### [WHAT IS REQUIRED]
Without changing a single character, write out every record below.
RECORDS FOR THIS TASK section start
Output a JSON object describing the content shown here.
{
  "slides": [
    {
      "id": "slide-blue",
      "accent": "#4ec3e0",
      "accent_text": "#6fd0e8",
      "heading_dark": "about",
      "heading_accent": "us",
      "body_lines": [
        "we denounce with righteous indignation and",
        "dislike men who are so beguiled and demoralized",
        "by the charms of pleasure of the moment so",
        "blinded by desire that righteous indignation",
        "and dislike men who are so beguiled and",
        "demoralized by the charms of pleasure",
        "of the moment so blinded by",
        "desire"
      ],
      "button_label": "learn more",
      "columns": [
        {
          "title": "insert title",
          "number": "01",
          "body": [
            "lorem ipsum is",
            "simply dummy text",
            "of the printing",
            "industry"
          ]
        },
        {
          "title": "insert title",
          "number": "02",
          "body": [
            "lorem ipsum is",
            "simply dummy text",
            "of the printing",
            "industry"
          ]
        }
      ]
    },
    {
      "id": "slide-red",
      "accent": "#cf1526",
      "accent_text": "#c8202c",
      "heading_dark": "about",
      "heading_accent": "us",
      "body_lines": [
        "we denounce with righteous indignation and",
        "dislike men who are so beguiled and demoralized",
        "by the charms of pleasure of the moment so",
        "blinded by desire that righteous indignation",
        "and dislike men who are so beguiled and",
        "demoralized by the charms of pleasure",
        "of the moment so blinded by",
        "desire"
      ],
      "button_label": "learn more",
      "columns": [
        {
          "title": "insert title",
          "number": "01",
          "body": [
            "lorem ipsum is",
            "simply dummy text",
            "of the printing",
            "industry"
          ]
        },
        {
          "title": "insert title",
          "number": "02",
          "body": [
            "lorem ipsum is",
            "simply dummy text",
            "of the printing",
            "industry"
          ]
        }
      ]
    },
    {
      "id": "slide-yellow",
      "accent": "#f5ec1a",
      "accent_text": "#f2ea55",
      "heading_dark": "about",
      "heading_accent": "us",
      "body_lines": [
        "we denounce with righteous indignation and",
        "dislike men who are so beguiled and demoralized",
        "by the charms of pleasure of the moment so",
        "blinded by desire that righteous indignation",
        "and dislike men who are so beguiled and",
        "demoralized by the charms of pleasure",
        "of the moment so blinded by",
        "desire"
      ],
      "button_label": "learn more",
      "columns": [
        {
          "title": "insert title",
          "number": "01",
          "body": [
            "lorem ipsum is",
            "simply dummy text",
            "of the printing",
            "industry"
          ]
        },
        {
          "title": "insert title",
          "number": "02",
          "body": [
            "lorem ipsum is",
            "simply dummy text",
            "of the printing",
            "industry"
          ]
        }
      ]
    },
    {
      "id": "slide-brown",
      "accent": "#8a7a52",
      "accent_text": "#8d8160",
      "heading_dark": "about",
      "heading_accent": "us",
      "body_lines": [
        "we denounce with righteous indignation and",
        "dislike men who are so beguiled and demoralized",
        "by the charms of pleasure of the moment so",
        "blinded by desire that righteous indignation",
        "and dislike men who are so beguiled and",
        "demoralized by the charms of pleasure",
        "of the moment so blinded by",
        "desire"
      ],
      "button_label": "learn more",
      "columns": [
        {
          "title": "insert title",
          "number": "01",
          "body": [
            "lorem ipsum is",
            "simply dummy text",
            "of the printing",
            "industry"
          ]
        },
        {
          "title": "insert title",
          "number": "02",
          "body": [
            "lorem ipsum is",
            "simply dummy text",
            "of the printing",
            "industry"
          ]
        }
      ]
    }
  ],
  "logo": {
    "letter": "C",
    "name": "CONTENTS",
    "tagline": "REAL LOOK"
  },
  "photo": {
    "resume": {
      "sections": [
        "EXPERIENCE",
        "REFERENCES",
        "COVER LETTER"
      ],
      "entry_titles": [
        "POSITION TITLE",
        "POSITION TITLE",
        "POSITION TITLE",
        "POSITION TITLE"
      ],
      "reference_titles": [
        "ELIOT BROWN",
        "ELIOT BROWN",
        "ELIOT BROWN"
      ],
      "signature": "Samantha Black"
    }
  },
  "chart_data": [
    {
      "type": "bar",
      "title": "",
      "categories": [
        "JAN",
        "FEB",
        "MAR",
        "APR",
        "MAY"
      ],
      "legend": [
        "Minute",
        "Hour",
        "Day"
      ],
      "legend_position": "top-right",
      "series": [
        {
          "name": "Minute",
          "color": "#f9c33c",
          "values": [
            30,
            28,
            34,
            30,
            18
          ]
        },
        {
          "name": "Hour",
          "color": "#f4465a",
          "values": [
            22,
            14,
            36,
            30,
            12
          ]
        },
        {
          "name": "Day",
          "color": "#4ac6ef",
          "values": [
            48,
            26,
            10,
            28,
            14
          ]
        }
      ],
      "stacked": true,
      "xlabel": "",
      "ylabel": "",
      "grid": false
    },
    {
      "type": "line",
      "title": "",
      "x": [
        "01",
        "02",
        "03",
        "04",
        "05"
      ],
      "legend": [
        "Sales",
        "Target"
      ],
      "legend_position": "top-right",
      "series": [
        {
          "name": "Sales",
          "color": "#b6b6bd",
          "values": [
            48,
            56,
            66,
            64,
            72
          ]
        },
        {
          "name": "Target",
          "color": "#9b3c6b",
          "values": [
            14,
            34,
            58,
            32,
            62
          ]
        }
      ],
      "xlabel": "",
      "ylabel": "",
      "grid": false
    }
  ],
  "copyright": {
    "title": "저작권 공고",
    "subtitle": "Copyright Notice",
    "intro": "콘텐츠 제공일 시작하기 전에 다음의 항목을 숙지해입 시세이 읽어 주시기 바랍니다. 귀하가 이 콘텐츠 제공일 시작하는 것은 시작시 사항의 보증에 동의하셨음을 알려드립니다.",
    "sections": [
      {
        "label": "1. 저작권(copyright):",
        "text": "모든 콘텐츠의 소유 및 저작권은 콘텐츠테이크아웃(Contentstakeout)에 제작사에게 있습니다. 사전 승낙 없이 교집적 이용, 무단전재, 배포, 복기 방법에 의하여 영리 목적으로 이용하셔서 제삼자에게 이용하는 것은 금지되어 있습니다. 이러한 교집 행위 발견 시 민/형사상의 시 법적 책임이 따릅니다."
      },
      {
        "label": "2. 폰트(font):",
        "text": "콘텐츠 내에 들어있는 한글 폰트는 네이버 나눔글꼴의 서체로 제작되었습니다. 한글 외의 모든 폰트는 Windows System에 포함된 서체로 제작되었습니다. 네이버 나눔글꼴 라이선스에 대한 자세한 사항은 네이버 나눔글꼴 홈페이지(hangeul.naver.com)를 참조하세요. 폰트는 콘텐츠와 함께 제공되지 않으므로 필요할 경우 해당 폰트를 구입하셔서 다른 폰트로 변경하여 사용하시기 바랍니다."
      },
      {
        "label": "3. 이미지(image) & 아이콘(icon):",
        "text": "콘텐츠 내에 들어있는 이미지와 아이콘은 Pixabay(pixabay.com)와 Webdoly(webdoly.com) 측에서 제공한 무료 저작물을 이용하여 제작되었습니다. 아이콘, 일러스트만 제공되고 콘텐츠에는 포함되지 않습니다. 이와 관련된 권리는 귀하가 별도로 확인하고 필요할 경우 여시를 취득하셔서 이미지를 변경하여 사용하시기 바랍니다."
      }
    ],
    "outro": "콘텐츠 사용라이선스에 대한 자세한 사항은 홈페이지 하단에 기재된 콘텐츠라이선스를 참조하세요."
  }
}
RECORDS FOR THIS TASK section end
### [RESPONSE TO THIS TASK]
Output a JSON object describing the content shown here.
{
  "slides": [
    {
      "id": "slide-blue",
      "accent": "#4ec3e0",
      "accent_text": "#6fd0e8",
      "heading_dark": "about",
      "heading_accent": "us",
      "body_lines": [
        "we denounce with righteous indignation and",
        "dislike men who are so beguiled and demoralized",
        "by the charms of pleasure of the moment so",
        "blinded by desire that righteous indignation",
        "and dislike men who are so beguiled and",
        "demoralized by the charms of pleasure",
        "of the moment so blinded by",
        "desire"
      ],
      "button_label": "learn more",
      "columns": [
        {
          "title": "insert title",
          "number": "01",
          "body": [
            "lorem ipsum is",
            "simply dummy text",
            "of the printing",
            "industry"
          ]
        },
        {
          "title": "insert title",
          "number": "02",
          "body": [
            "lorem ipsum is",
            "simply dummy text",
            "of the printing",
            "industry"
          ]
        }
      ]
    },
    {
      "id": "slide-red",
      "accent": "#cf1526",
      "accent_text": "#c8202c",
      "heading_dark": "about",
      "heading_accent": "us",
      "body_lines": [
        "we denounce with righteous indignation and",
        "dislike men who are so beguiled and demoralized",
        "by the charms of pleasure of the moment so",
        "blinded by desire that righteous indignation",
        "and dislike men who are so beguiled and",
        "demoralized by the charms of pleasure",
        "of the moment so blinded by",
        "desire"
      ],
      "button_label": "learn more",
      "columns": [
        {
          "title": "insert title",
          "number": "01",
          "body": [
            "lorem ipsum is",
            "simply dummy text",
            "of the printing",
            "industry"
          ]
        },
        {
          "title": "insert title",
          "number": "02",
          "body": [
            "lorem ipsum is",
            "simply dummy text",
            "of the printing",
            "industry"
          ]
        }
      ]
    },
    {
      "id": "slide-yellow",
      "accent": "#f5ec1a",
      "accent_text": "#f2ea55",
      "heading_dark": "about",
      "heading_accent": "us",
      "body_lines": [
        "we denounce with righteous indignation and",
        "dislike men who are so beguiled and demoralized",
        "by the charms of pleasure of the moment so",
        "blinded by desire that righteous indignation",
        "and dislike men who are so beguiled and",
        "demoralized by the charms of pleasure",
        "of the moment so blinded by",
        "desire"
      ],
      "button_label": "learn more",
      "columns": [
        {
          "title": "insert title",
          "number": "01",
          "body": [
            "lorem ipsum is",
            "simply dummy text",
            "of the printing",
            "industry"
          ]
        },
        {
          "title": "insert title",
          "number": "02",
          "body": [
            "lorem ipsum is",
            "simply dummy text",
            "of the printing",
            "industry"
          ]
        }
      ]
    },
    {
      "id": "slide-brown",
      "accent": "#8a7a52",
      "accent_text": "#8d8160",
      "heading_dark": "about",
      "heading_accent": "us",
      "body_lines": [
        "we denounce with righteous indignation and",
        "dislike men who are so beguiled and demoralized",
        "by the charms of pleasure of the moment so",
        "blinded by desire that righteous indignation",
        "and dislike men who are so beguiled and",
        "demoralized by the charms of pleasure",
        "of the moment so blinded by",
        "desire"
      ],
      "button_label": "learn more",
      "columns": [
        {
          "title": "insert title",
          "number": "01",
          "body": [
            "lorem ipsum is",
            "simply dummy text",
            "of the printing",
            "industry"
          ]
        },
        {
          "title": "insert title",
          "number": "02",
          "body": [
            "lorem ipsum is",
            "simply dummy text",
            "of the printing",
            "industry"
          ]
        }
      ]
    }
  ],
  "logo": {
    "letter": "C",
    "name": "CONTENTS",
    "tagline": "REAL LOOK"
  },
  "photo": {
    "resume": {
      "sections": [
        "EXPERIENCE",
        "REFERENCES",
        "COVER LETTER"
      ],
      "entry_titles": [
        "POSITION TITLE",
        "POSITION TITLE",
        "POSITION TITLE",
        "POSITION TITLE"
      ],
      "reference_titles": [
        "ELIOT BROWN",
        "ELIOT BROWN",
        "ELIOT BROWN"
      ],
      "signature": "Samantha Black"
    }
  },
  "chart_data": [
    {
      "type": "bar",
      "title": "",
      "categories": [
        "JAN",
        "FEB",
        "MAR",
        "APR",
        "MAY"
      ],
      "legend": [
        "Minute",
        "Hour",
        "Day"
      ],
      "legend_position": "top-right",
      "series": [
        {
          "name": "Minute",
          "color": "#f9c33c",
          "values": [
            30,
            28,
            34,
            30,
            18
          ]
        },
        {
          "name": "Hour",
          "color": "#f4465a",
          "values": [
            22,
            14,
            36,
            30,
            12
          ]
        },
        {
          "name": "Day",
          "color": "#4ac6ef",
          "values": [
            48,
            26,
            10,
            28,
            14
          ]
        }
      ],
      "stacked": true,
      "xlabel": "",
      "ylabel": "",
      "grid": false
    },
    {
      "type": "line",
      "title": "",
      "x": [
        "01",
        "02",
        "03",
        "04",
        "05"
      ],
      "legend": [
        "Sales",
        "Target"
      ],
      "legend_position": "top-right",
      "series": [
        {
          "name": "Sales",
          "color": "#b6b6bd",
          "values": [
            48,
            56,
            66,
            64,
            72
          ]
        },
        {
          "name": "Target",
          "color": "#9b3c6b",
          "values": [
            14,
            34,
            58,
            32,
            62
          ]
        }
      ],
      "xlabel": "",
      "ylabel": "",
      "grid": false
    }
  ],
  "copyright": {
    "title": "저작권 공고",
    "subtitle": "Copyright Notice",
    "intro": "콘텐츠 제공일 시작하기 전에 다음의 항목을 숙지해입 시세이 읽어 주시기 바랍니다. 귀하가 이 콘텐츠 제공일 시작하는 것은 시작시 사항의 보증에 동의하셨음을 알려드립니다.",
    "sections": [
      {
        "label": "1. 저작권(copyright):",
        "text": "모든 콘텐츠의 소유 및 저작권은 콘텐츠테이크아웃(Contentstakeout)에 제작사에게 있습니다. 사전 승낙 없이 교집적 이용, 무단전재, 배포, 복기 방법에 의하여 영리 목적으로 이용하셔서 제삼자에게 이용하는 것은 금지되어 있습니다. 이러한 교집 행위 발견 시 민/형사상의 시 법적 책임이 따릅니다."
      },
      {
        "label": "2. 폰트(font):",
        "text": "콘텐츠 내에 들어있는 한글 폰트는 네이버 나눔글꼴의 서체로 제작되었습니다. 한글 외의 모든 폰트는 Windows System에 포함된 서체로 제작되었습니다. 네이버 나눔글꼴 라이선스에 대한 자세한 사항은 네이버 나눔글꼴 홈페이지(hangeul.naver.com)를 참조하세요. 폰트는 콘텐츠와 함께 제공되지 않으므로 필요할 경우 해당 폰트를 구입하셔서 다른 폰트로 변경하여 사용하시기 바랍니다."
      },
      {
        "label": "3. 이미지(image) & 아이콘(icon):",
        "text": "콘텐츠 내에 들어있는 이미지와 아이콘은 Pixabay(pixabay.com)와 Webdoly(webdoly.com) 측에서 제공한 무료 저작물을 이용하여 제작되었습니다. 아이콘, 일러스트만 제공되고 콘텐츠에는 포함되지 않습니다. 이와 관련된 권리는 귀하가 별도로 확인하고 필요할 경우 여시를 취득하셔서 이미지를 변경하여 사용하시기 바랍니다."
      }
    ],
    "outro": "콘텐츠 사용라이선스에 대한 자세한 사항은 홈페이지 하단에 기재된 콘텐츠라이선스를 참조하세요."
  }
}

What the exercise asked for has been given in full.